## WHAT THE TASK REQUIRES
From the data below, return all lines holding the string "Attika".

━━━━━━━━━━━━━━━━━━━━

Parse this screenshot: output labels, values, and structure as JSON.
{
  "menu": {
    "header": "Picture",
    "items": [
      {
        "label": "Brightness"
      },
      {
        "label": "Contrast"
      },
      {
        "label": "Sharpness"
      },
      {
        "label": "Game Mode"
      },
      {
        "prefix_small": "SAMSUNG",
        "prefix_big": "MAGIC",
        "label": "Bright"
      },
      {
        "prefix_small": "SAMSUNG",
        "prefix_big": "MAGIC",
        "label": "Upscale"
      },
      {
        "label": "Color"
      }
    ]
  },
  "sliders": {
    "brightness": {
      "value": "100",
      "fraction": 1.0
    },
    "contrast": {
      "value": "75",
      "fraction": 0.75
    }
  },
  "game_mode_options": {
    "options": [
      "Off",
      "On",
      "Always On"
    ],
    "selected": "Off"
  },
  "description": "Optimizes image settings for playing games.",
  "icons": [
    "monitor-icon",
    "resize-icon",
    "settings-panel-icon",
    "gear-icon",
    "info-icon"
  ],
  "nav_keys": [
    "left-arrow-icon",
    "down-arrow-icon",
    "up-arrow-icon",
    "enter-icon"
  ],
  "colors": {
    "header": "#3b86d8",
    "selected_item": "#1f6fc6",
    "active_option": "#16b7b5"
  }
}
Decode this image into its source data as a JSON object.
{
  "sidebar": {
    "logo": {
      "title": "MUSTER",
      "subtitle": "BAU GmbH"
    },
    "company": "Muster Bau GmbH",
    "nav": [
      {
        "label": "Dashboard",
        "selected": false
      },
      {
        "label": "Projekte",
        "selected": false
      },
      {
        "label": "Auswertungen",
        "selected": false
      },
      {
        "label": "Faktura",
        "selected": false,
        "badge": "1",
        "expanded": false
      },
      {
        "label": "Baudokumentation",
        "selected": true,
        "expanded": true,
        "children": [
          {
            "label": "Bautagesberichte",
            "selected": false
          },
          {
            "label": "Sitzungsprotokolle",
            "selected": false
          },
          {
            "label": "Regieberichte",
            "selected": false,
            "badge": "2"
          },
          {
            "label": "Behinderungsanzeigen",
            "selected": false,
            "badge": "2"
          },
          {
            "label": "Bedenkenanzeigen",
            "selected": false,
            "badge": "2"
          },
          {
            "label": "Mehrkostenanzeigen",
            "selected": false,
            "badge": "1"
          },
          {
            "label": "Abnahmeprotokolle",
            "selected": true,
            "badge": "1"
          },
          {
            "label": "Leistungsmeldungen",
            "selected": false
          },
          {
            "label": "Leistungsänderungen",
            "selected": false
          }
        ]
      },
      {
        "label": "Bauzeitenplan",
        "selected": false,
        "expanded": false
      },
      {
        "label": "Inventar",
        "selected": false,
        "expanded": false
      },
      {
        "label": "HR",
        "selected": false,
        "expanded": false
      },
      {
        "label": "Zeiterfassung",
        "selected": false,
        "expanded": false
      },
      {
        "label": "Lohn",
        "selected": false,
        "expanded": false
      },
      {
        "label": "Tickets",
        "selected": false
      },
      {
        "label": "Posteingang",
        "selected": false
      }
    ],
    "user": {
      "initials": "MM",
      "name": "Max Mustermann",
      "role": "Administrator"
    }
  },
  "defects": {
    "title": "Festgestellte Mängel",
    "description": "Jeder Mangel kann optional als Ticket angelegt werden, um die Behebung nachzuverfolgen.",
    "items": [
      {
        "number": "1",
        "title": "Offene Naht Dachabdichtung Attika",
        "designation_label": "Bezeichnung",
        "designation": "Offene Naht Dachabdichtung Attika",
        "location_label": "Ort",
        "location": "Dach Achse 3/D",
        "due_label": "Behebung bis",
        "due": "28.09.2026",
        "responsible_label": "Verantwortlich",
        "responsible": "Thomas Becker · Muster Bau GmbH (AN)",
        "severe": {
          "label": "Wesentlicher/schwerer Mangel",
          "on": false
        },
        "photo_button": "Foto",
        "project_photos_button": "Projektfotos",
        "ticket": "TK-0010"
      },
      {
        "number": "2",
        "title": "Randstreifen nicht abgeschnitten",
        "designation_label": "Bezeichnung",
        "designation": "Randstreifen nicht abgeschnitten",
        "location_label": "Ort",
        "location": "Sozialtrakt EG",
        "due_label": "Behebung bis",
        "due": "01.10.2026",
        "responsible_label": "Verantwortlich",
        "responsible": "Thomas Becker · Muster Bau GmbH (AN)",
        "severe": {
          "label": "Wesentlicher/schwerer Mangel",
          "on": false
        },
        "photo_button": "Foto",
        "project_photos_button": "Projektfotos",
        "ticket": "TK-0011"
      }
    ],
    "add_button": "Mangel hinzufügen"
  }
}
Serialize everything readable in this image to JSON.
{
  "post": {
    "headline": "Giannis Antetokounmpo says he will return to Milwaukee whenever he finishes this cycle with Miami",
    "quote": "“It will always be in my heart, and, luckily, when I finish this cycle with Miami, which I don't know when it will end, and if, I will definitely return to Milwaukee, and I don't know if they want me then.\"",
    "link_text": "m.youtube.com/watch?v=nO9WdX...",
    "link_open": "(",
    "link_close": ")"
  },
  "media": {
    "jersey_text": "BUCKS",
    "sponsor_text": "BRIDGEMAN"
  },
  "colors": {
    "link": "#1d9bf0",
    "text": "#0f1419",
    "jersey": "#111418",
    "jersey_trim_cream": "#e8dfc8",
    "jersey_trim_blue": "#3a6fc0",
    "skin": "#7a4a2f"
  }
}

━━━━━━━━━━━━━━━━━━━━

## ANSWER TO THIS EXERCISE
        "title": "Offene Naht Dachabdichtung Attika",
        "designation": "Offene Naht Dachabdichtung Attika",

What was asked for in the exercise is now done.